Work required: Using the data that follows, give the number of lines in which the word "highlight" occurs. Write only the number.

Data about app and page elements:
##############################

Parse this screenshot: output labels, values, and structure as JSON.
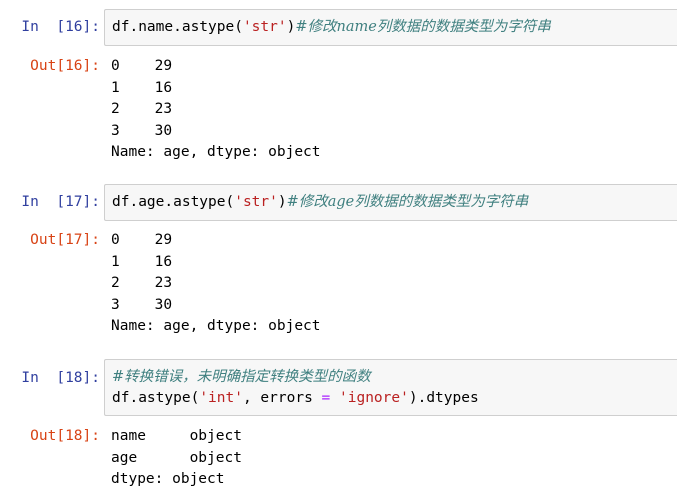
{
  "cells": [
    {
      "in_prompt": "In  [16]:",
      "code": {
        "prefix": "df.name.astype(",
        "string": "'str'",
        "suffix": ")",
        "comment": "#修改name列数据的数据类型为字符串"
      },
      "out_prompt": "Out[16]:",
      "output": [
        "0    29",
        "1    16",
        "2    23",
        "3    30",
        "Name: age, dtype: object"
      ]
    },
    {
      "in_prompt": "In  [17]:",
      "code": {
        "prefix": "df.age.astype(",
        "string": "'str'",
        "suffix": ")",
        "comment": "#修改age列数据的数据类型为字符串"
      },
      "out_prompt": "Out[17]:",
      "output": [
        "0    29",
        "1    16",
        "2    23",
        "3    30",
        "Name: age, dtype: object"
      ]
    },
    {
      "in_prompt": "In  [18]:",
      "code": {
        "comment_line": "#转换错误，未明确指定转换类型的函数",
        "p1": "df.astype(",
        "s1": "'int'",
        "p2": ", errors ",
        "eq": "=",
        "p3": " ",
        "s2": "'ignore'",
        "p4": ").dtypes"
      },
      "out_prompt": "Out[18]:",
      "output": [
        "name     object",
        "age      object",
        "dtype: object"
      ]
    }
  ]
}
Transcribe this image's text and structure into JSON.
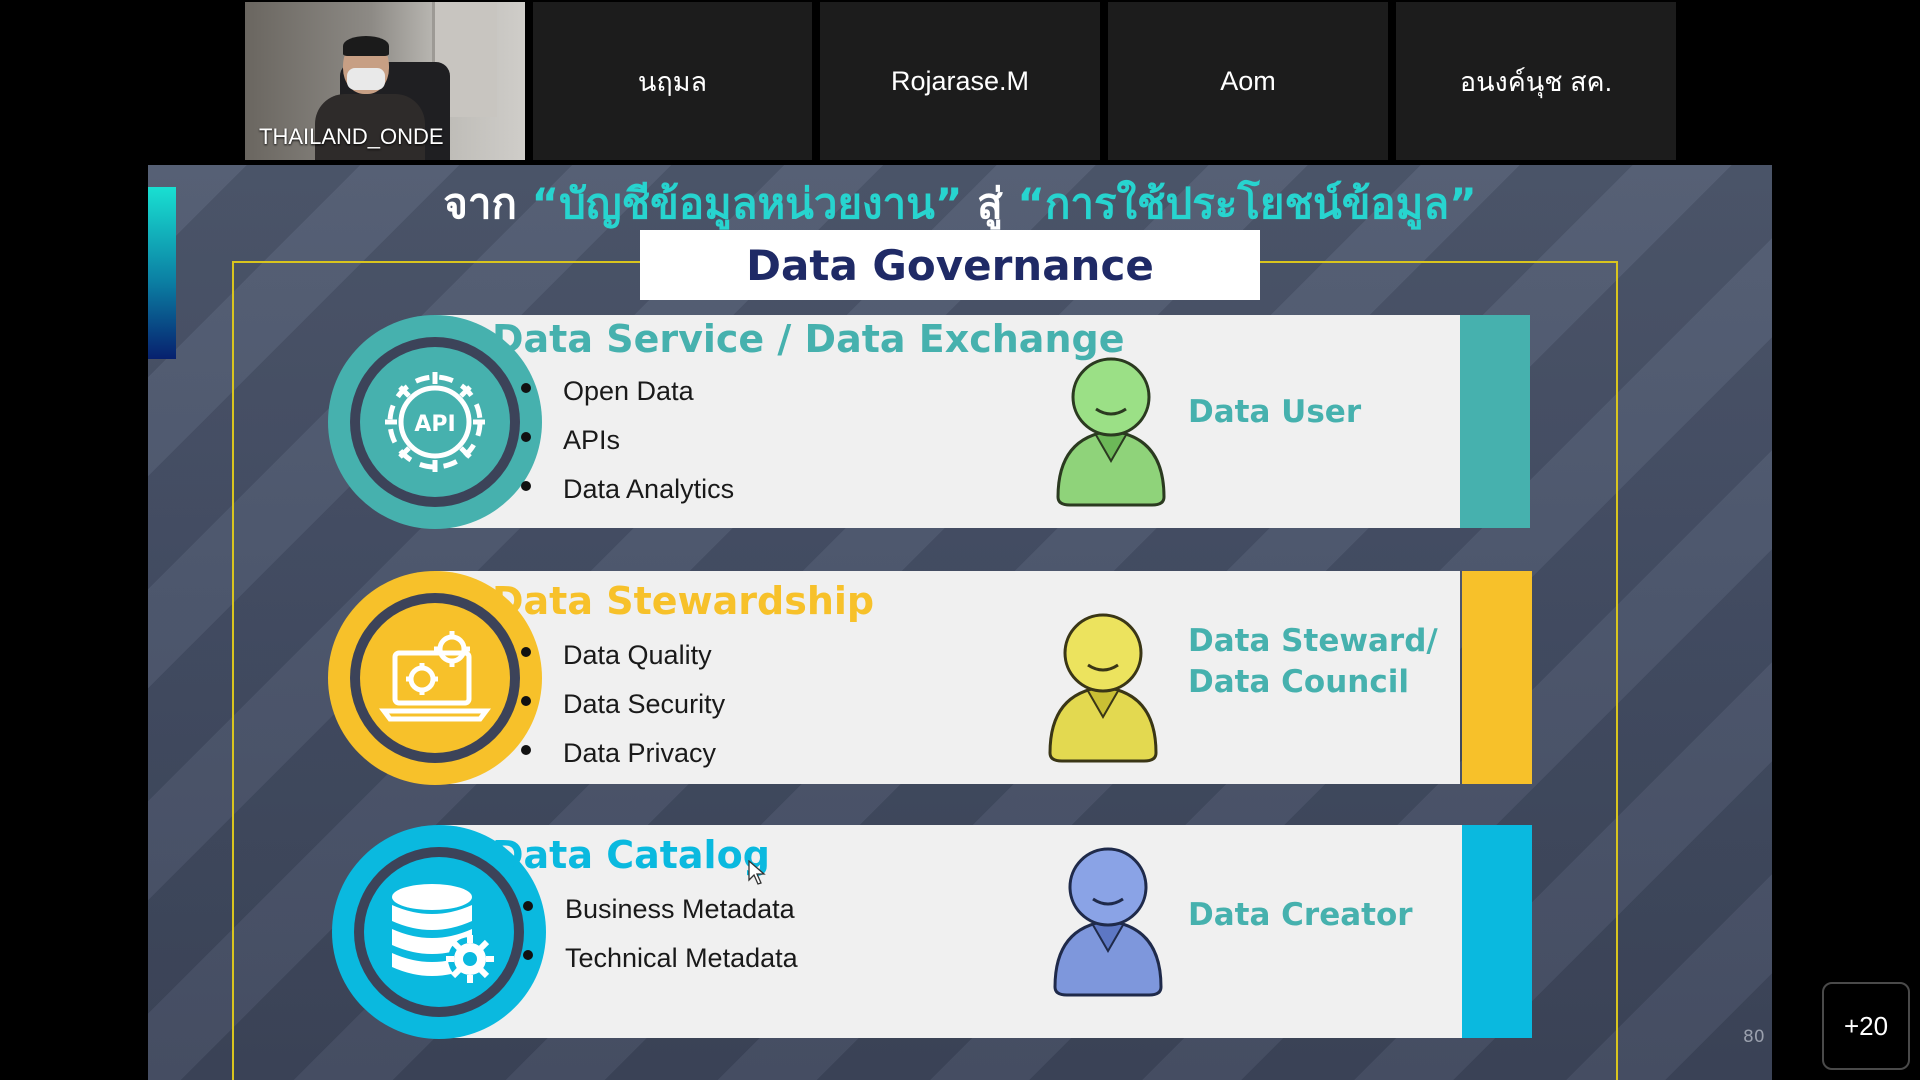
{
  "participants": [
    {
      "name": "THAILAND_ONDE",
      "video": true
    },
    {
      "name": "นฤมล"
    },
    {
      "name": "Rojarase.M"
    },
    {
      "name": "Aom"
    },
    {
      "name": "อนงค์นุช สค."
    }
  ],
  "slide": {
    "title_prefix": "จาก",
    "title_quote_1": "“บัญชีข้อมูลหน่วยงาน”",
    "title_mid": "สู่",
    "title_quote_2": "“การใช้ประโยชน์ข้อมูล”",
    "box_title": "Data Governance",
    "rows": [
      {
        "title": "Data Service / Data Exchange",
        "icon": "api-gear-icon",
        "items": [
          "Open Data",
          "APIs",
          "Data Analytics"
        ],
        "role": "Data User",
        "color": "#46b1ae"
      },
      {
        "title": "Data Stewardship",
        "icon": "laptop-gears-icon",
        "items": [
          "Data Quality",
          "Data Security",
          "Data Privacy"
        ],
        "role_line1": "Data Steward/",
        "role_line2": "Data Council",
        "color": "#f7c12a"
      },
      {
        "title": "Data Catalog",
        "icon": "database-gear-icon",
        "items": [
          "Business Metadata",
          "Technical Metadata"
        ],
        "role": "Data Creator",
        "color": "#0ab9df"
      }
    ],
    "page_number": "80"
  },
  "overflow_button": "+20",
  "colors": {
    "teal": "#46b1ae",
    "yellow": "#f7c12a",
    "cyan": "#0ab9df",
    "title_navy": "#1f2a66"
  }
}
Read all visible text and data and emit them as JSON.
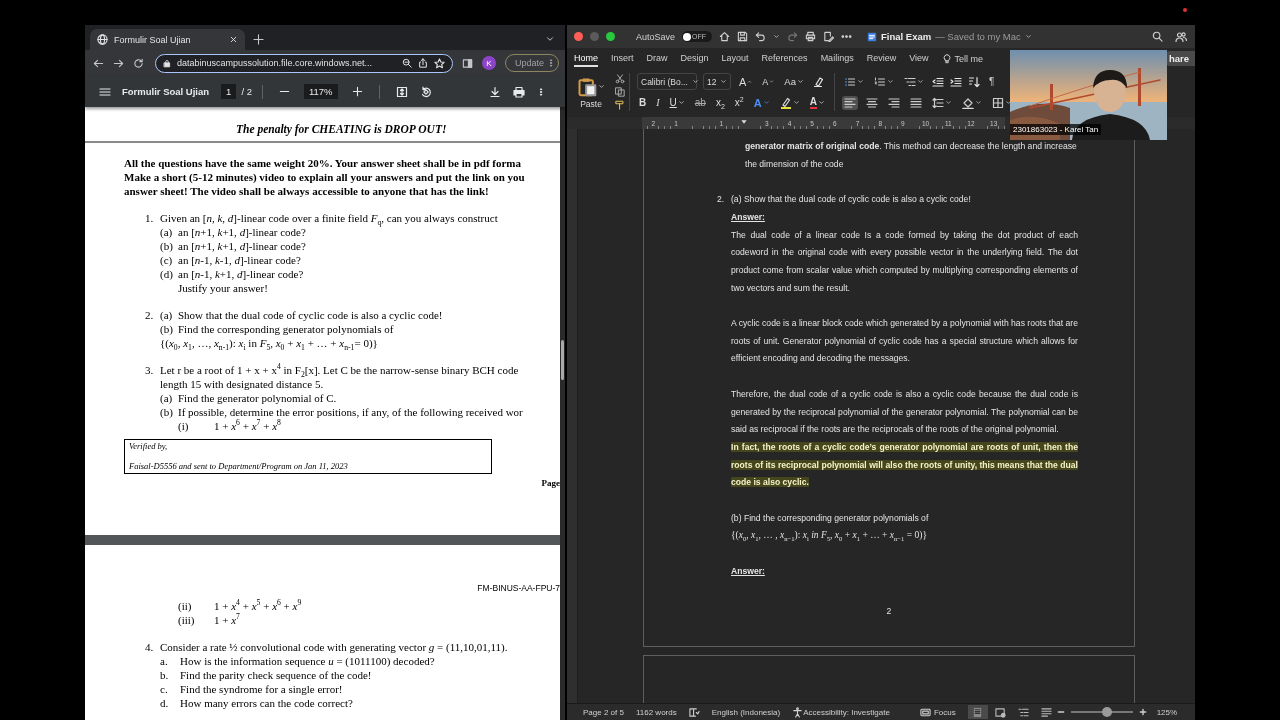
{
  "browser": {
    "tab": {
      "title": "Formulir Soal Ujian",
      "selected": true
    },
    "address": {
      "url": "databinuscampussolution.file.core.windows.net..."
    },
    "profile": {
      "initial": "K"
    },
    "update_button": {
      "label": "Update"
    },
    "pdf_toolbar": {
      "title": "Formulir Soal Ujian",
      "page": "1",
      "page_count": "/ 2",
      "zoom": "117%"
    },
    "pdf_pages": [
      {
        "notice": "The penalty for CHEATING is DROP OUT!",
        "instructions": "All the questions have the same weight 20%. Your answer sheet shall be in pdf forma\nMake a short (5-12 minutes) video to explain all your answers and put the link on you\nanswer sheet! The video shall be always accessible to anyone that has the link!",
        "questions": [
          {
            "number": "1.",
            "lines": [
              {
                "kind": "stem",
                "text": "Given an [*n*, *k*, *d*]-linear code over a finite field *F*$_{q}$, can you always construct"
              },
              {
                "kind": "part",
                "label": "(a)",
                "text": "an [*n*+1, *k*+1, *d*]-linear code?"
              },
              {
                "kind": "part",
                "label": "(b)",
                "text": "an [*n*+1, *k*+1, *d*]-linear code?"
              },
              {
                "kind": "part",
                "label": "(c)",
                "text": "an [*n*-1, *k*-1, *d*]-linear code?"
              },
              {
                "kind": "part",
                "label": "(d)",
                "text": "an [*n*-1, *k*+1, *d*]-linear code?"
              },
              {
                "kind": "cont",
                "text": "Justify your answer!"
              }
            ]
          },
          {
            "number": "2.",
            "lines": [
              {
                "kind": "part",
                "label": "(a)",
                "text": "Show that the dual code of cyclic code is also a cyclic code!"
              },
              {
                "kind": "part",
                "label": "(b)",
                "text": "Find the corresponding generator polynomials of"
              },
              {
                "kind": "stem",
                "text": "{(*x*$_{0}$, *x*$_{1}$, …, *x*$_{n-1}$): *x*$_{i}$ in *F*$_{5}$, *x*$_{0}$ + *x*$_{1}$ + … + *x*$_{n-1}$= 0)}"
              }
            ]
          },
          {
            "number": "3.",
            "lines": [
              {
                "kind": "stem",
                "text": "Let r be a root of 1 + x + x$^{4}$ in F$_{2}$[x]. Let C be the narrow-sense binary BCH code"
              },
              {
                "kind": "stem",
                "text": "length 15 with designated distance 5."
              },
              {
                "kind": "part",
                "label": "(a)",
                "text": "Find the generator polynomial of C."
              },
              {
                "kind": "part",
                "label": "(b)",
                "text": "If possible, determine the error positions, if any, of the following received wor"
              },
              {
                "kind": "case",
                "label": "(i)",
                "text": "1 + *x*$^{6}$ + *x*$^{7}$ + *x*$^{8}$"
              }
            ]
          }
        ],
        "verification": {
          "title": "Verified by,",
          "text": "Faisal-D5556 and sent to Department/Program on Jan 11, 2023"
        },
        "footer": "Page"
      },
      {
        "header": "FM-BINUS-AA-FPU-7",
        "questions": [
          {
            "lines": [
              {
                "kind": "case",
                "label": "(ii)",
                "text": "1 + *x*$^{4}$ + *x*$^{5}$ + *x*$^{6}$ + *x*$^{9}$"
              },
              {
                "kind": "case",
                "label": "(iii)",
                "text": "1 + *x*$^{7}$"
              }
            ]
          },
          {
            "number": "4.",
            "lines": [
              {
                "kind": "stem",
                "text": "Consider a rate ½ convolutional code with generating vector *g* = (11,10,01,11)."
              },
              {
                "kind": "item",
                "label": "a.",
                "text": "How is the information sequence *u* = (1011100) decoded?"
              },
              {
                "kind": "item",
                "label": "b.",
                "text": "Find the parity check sequence of the code!"
              },
              {
                "kind": "item",
                "label": "c.",
                "text": "Find the syndrome for a single error!"
              },
              {
                "kind": "item",
                "label": "d.",
                "text": "How many errors can the code correct?"
              }
            ]
          }
        ]
      }
    ]
  },
  "word": {
    "title_bar": {
      "autosave": "AutoSave",
      "autosave_toggle": {
        "on": false,
        "label": "OFF"
      },
      "document": "Final Exam",
      "status": "— Saved to my Mac"
    },
    "tabs": [
      {
        "label": "Home",
        "selected": true
      },
      {
        "label": "Insert",
        "selected": false
      },
      {
        "label": "Draw",
        "selected": false
      },
      {
        "label": "Design",
        "selected": false
      },
      {
        "label": "Layout",
        "selected": false
      },
      {
        "label": "References",
        "selected": false
      },
      {
        "label": "Mailings",
        "selected": false
      },
      {
        "label": "Review",
        "selected": false
      },
      {
        "label": "View",
        "selected": false
      }
    ],
    "tell_me": "Tell me",
    "share_button": "hare",
    "ribbon": {
      "paste": "Paste",
      "font_name": "Calibri (Bo...",
      "font_size": "12",
      "font_tools": [
        {
          "kind": "grow",
          "label": "A"
        },
        {
          "kind": "shrink",
          "label": "A"
        },
        {
          "kind": "case",
          "label": "Aa"
        }
      ],
      "char_tools": [
        {
          "kind": "bold",
          "label": "B"
        },
        {
          "kind": "italic",
          "label": "I"
        },
        {
          "kind": "underline",
          "label": "U"
        },
        {
          "kind": "strike",
          "label": "ab"
        },
        {
          "kind": "subscript",
          "label": "x$_{2}$"
        },
        {
          "kind": "superscript",
          "label": "x$^{2}$"
        },
        {
          "kind": "effects",
          "label": "A"
        },
        {
          "kind": "highlight"
        },
        {
          "kind": "color",
          "label": "A"
        }
      ],
      "pilcrow": "¶",
      "align_buttons": [
        {
          "kind": "left",
          "selected": true
        },
        {
          "kind": "center",
          "selected": false
        },
        {
          "kind": "right",
          "selected": false
        },
        {
          "kind": "justify",
          "selected": false
        }
      ]
    },
    "ruler": {
      "labels": [
        "2",
        "1",
        "1",
        "3",
        "4",
        "5",
        "6",
        "7",
        "8",
        "9",
        "10",
        "11",
        "12",
        "13"
      ]
    },
    "document": {
      "blocks": [
        {
          "kind": "continuation",
          "text": "**generator matrix of original code**. This method can decrease the length and increase the dimension of the code"
        },
        {
          "kind": "numbered",
          "number": "2.",
          "text": "(a) Show that the dual code of cyclic code is also a cyclic code!"
        },
        {
          "kind": "heading",
          "text": "Answer:"
        },
        {
          "kind": "paragraph",
          "text": "The dual code of a linear code Is a code formed by taking the dot product of each codeword in the original code with every possible vector in the underlying field. The dot product come from scalar value which computed by multiplying corresponding elements of two vectors and sum the result."
        },
        {
          "kind": "paragraph",
          "text": "A cyclic code is a linear block code which generated by a polynomial with has roots that are roots of unit. Generator polynomial of cyclic code has a special structure which allows for efficient encoding and decoding the messages."
        },
        {
          "kind": "paragraph",
          "text": "Therefore, the dual code of a cyclic code is also a cyclic code because the dual code is generated by the reciprocal polynomial of the generator polynomial. The polynomial can be said as reciprocal if the roots are the reciprocals of the roots of the original polynomial.",
          "highlight": "In fact, the roots of a cyclic code’s generator polynomial are roots of unit, then the roots of its reciprocal polynomial will also the roots of unity, this means that the dual code is also cyclic."
        },
        {
          "kind": "plain",
          "text": "(b) Find the corresponding generator polynomials of"
        },
        {
          "kind": "formula",
          "text": "{(*x*$_{0}$, *x*$_{1}$, … , *x*$_{n−1}$): *x*$_{i}$ *in F*$_{5}$, *x*$_{0}$ + *x*$_{1}$ + … + *x*$_{n−1}$ = 0)}"
        },
        {
          "kind": "heading",
          "text": "Answer:"
        }
      ],
      "page_number": "2"
    },
    "status_bar": {
      "page": "Page 2 of 5",
      "words": "1162 words",
      "language": "English (Indonesia)",
      "accessibility": "Accessibility: Investigate",
      "focus": "Focus",
      "views": [
        {
          "kind": "print",
          "selected": true
        },
        {
          "kind": "web",
          "selected": false
        },
        {
          "kind": "outline",
          "selected": false
        },
        {
          "kind": "draft",
          "selected": false
        }
      ],
      "zoom": {
        "level": 0.58,
        "label": "125%"
      }
    }
  },
  "webcam": {
    "kind": "picture",
    "caption": "2301863023 - Karel Tan"
  }
}
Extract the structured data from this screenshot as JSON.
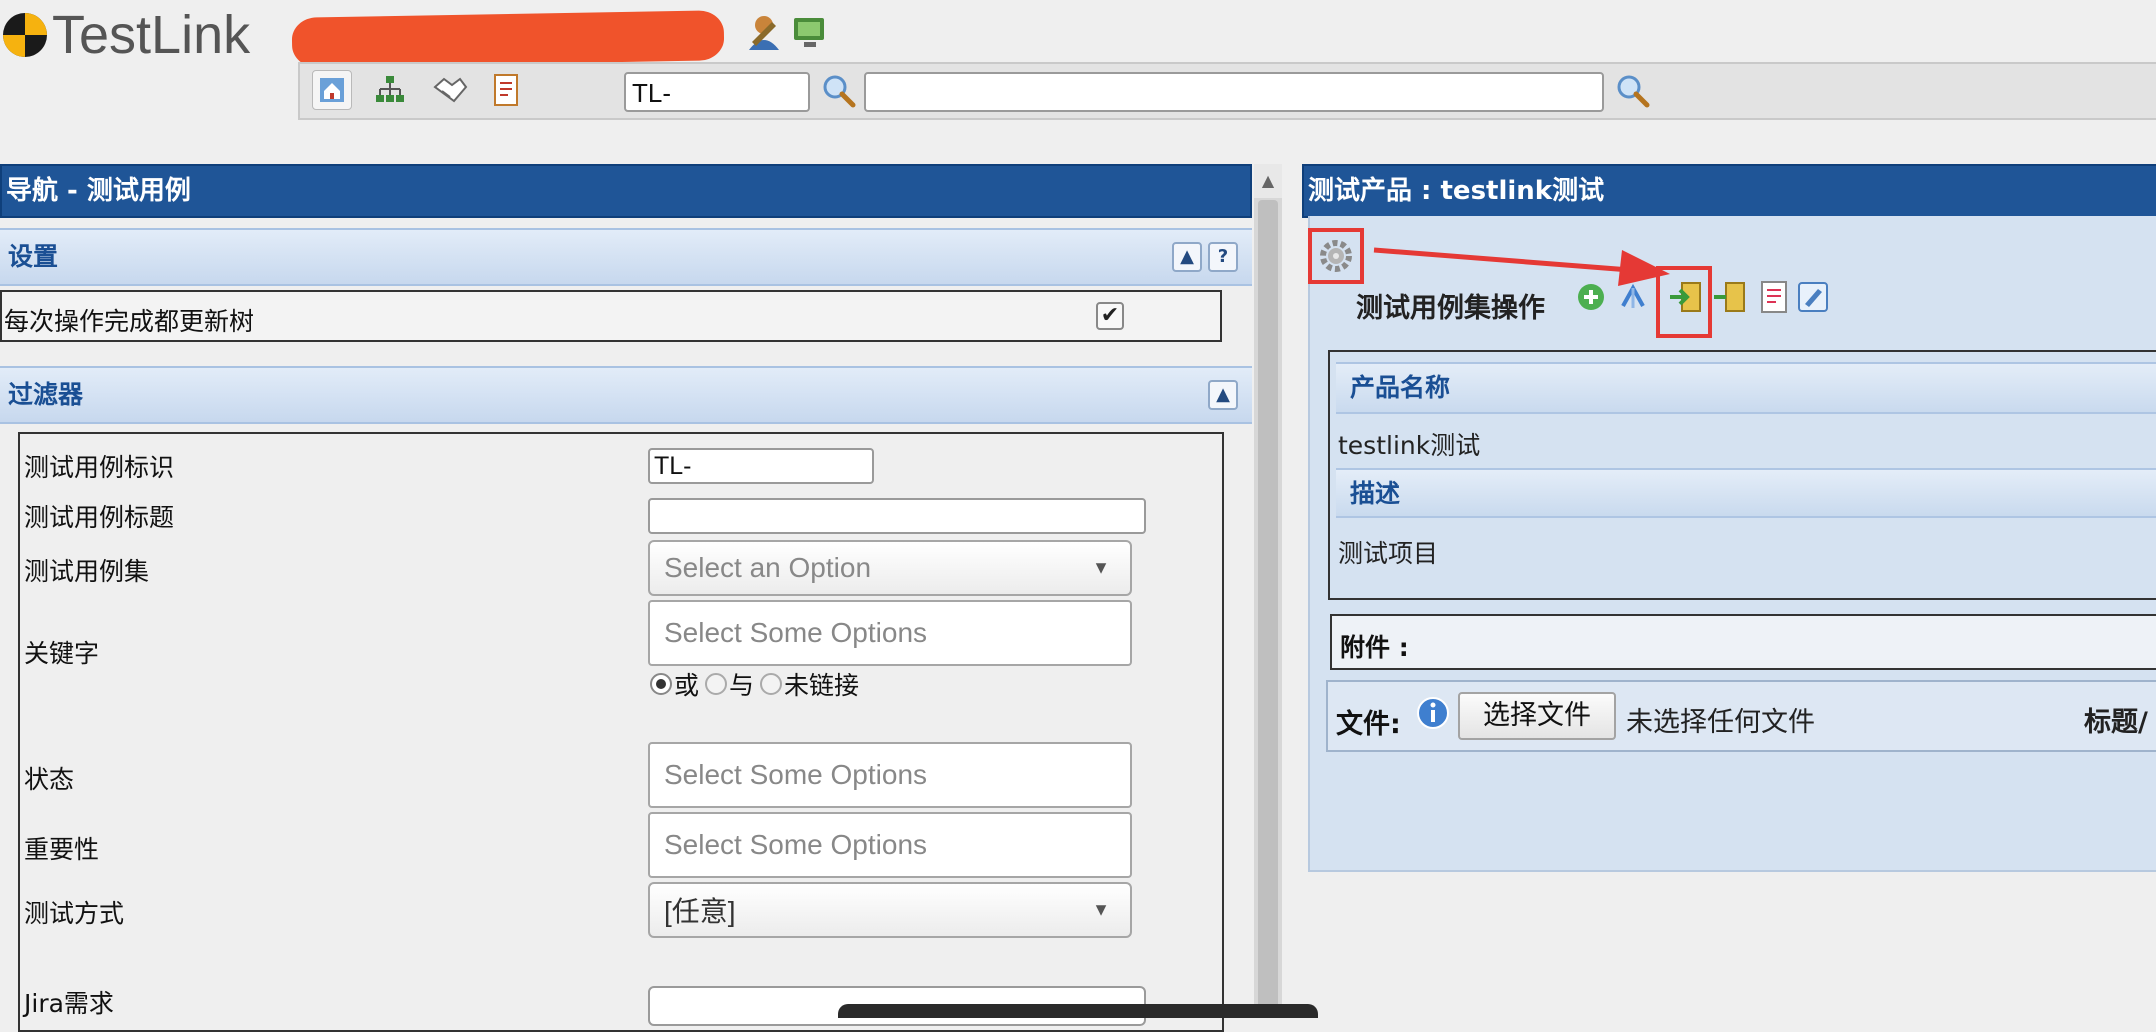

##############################

Exercise response: 2